Shangri-La is the Hawaiian home of Doris Duke (1912 – 1993), built in the late 1930’s around her love of Islamic art and architecture. Today it stands a gleaming example of how to incorporate a passion into one’s home. Quite possibly the worlds largest collection of decorative historic tiles representing Islamic art from various early periods, Shangri-La is an exciting home to visit. Walk through the inner sanctum of one of history’s greatest collectors.
Brief History: After a whirlwind honeymoon across the globe with her new husband James Cromwell, in 1935, spending time in Palestine, Jordan, Egypt, then in British India, a 22 year old Miss Duke “fell in love” with the Taj Mahal.

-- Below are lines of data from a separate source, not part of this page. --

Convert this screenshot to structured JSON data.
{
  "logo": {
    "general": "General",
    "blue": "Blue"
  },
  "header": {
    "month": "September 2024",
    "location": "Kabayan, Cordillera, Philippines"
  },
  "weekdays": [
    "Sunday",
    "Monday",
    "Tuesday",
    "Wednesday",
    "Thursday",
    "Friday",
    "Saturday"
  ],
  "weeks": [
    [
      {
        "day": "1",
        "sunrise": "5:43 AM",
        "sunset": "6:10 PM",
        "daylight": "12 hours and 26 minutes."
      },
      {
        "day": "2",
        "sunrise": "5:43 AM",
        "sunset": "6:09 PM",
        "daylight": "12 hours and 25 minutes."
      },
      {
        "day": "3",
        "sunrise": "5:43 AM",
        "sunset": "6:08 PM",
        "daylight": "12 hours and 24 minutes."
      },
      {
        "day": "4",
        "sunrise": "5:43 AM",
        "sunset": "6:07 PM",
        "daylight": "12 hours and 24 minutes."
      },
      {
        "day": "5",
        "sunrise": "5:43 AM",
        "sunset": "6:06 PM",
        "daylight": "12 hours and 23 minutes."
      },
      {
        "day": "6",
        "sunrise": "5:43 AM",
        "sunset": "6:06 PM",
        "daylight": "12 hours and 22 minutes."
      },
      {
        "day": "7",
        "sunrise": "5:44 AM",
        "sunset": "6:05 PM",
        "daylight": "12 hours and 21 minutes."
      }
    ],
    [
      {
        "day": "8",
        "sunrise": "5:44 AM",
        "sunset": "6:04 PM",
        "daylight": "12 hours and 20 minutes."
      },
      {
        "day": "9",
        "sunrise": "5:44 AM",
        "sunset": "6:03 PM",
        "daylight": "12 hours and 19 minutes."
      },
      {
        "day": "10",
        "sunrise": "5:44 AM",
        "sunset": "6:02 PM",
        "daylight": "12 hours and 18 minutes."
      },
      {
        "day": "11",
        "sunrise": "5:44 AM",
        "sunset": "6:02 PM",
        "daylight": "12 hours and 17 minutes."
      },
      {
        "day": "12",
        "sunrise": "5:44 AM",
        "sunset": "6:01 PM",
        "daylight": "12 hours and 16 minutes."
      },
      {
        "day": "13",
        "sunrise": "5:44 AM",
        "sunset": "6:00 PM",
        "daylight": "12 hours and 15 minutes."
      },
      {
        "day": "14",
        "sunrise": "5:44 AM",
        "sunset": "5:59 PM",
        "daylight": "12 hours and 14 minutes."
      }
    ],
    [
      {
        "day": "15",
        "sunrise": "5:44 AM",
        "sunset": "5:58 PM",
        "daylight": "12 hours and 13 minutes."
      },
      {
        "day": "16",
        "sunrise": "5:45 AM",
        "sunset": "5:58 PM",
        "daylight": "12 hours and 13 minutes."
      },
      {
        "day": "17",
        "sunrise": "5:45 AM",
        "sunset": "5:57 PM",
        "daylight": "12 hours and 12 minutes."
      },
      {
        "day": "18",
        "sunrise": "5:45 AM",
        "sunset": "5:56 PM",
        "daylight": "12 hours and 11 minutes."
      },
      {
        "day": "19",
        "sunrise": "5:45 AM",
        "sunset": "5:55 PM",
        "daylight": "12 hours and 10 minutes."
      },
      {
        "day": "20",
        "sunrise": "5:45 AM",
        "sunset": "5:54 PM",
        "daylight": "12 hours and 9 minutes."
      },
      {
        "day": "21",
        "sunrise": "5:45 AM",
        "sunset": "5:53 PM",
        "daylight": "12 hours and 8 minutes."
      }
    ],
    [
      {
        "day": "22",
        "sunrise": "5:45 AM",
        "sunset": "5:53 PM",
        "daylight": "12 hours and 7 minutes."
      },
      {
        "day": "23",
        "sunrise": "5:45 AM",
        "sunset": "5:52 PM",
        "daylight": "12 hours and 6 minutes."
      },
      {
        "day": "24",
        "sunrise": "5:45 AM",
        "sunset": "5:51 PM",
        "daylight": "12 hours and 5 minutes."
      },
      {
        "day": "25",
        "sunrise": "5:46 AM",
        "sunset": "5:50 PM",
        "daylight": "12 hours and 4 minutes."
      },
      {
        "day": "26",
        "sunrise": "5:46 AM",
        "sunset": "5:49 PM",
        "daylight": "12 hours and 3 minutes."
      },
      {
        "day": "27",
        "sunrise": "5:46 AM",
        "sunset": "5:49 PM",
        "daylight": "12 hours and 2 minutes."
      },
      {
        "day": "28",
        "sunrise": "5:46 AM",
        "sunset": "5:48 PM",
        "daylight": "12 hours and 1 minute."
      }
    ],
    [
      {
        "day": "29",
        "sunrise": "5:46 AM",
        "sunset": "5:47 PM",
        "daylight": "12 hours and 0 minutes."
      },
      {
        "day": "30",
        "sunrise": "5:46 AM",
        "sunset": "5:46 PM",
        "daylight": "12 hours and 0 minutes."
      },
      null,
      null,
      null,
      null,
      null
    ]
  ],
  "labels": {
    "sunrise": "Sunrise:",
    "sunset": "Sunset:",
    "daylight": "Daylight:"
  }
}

She began her life long enjoyment with collecting Islamic art and her appreciation for the culture. The couple ended their honeymoon in Hawaii where in 1936 Miss Duke bought 4.9 acres on the picturesque south shore of Oahu and begin plans to build a home. In 1937 the Cromwells spent time in Morocco then back to the Middle East in the Spring of 1938, all this time studying and taking photographs of architectural details to forward to architect Marion Sims Wyeth, commissioned to design and build Shangri-La. The project began in 1936 and was completed in 1938, though Miss Duke continued to add and revise the home over the next 50 years.
These marble Jali screens were commissioned by the Cromwells on their honeymoon. Each screen is carved from one solid piece of carved of Makrana marble, the same marble used in the Taj Mahal. They form a pavilion on top of the Mughal Suite (aka master bedroom suite) and are open on the front facing the sea.
This private exterior hall, leading to the Mughal Suite which was specifically styled after their visit to the Taj Mahal, was later updated in 1941 with these Spanish tiles from 1921.
Detail of one of six six marble columns made during the Nasrid period (1232–1492) purchased from William Randolph Hearst for the hall redo.
Here is one of the few spots we were allowed to photograph, the dining room lanai with walls of stunning mosaic tile from Iran, probably 19th century. While a number of items were specifically commissioned for the home, many tiles, tile panels, walls of tile, and other architectural details from previous centuries were found and repurposed into the design of the home.
Miss Duke called this poolside building, The Playhouse, seen larger in second photo above. Inspired by the 1938 Middle East tour where the Cromwells photographed architectural and tile details at the Chehel Sutun (c. 1647–50) palace in Isfahan, which they had recreated here.
Moorish, Turkish, Persian, Indian, and Islamic tiles and details are woven together throughout the home. Large tiles with raised calligraphy from different periods and nations appear intermittently, but all translate into borderless ideas of peace and tranquility.
After a visit to Shangri-La, one can appreciate decorative tile as artwork, and how Miss Duke built a home specifically to live with her collection. The walls are covered with tile, very colorful tiles from different areas of the world yet they form the visual art and unify the different rooms in the home. If you’re looking for a great tiler, check out Tilers Dublin. I promise, you’ll feel very different the next time you visit a tile store. Tile is art, use accordingly.
In accordance with Miss Duke’s wishes the Doris Duke Foundation for Islamic Art was established after her death to promote the study and understanding of Islamic arts and cultures. The foundation is charged with the management and preservation of Shangri La, her desire that her Honolulu home be open to the public and utilized for educational purposes. Tours are available by advance reservation on select days.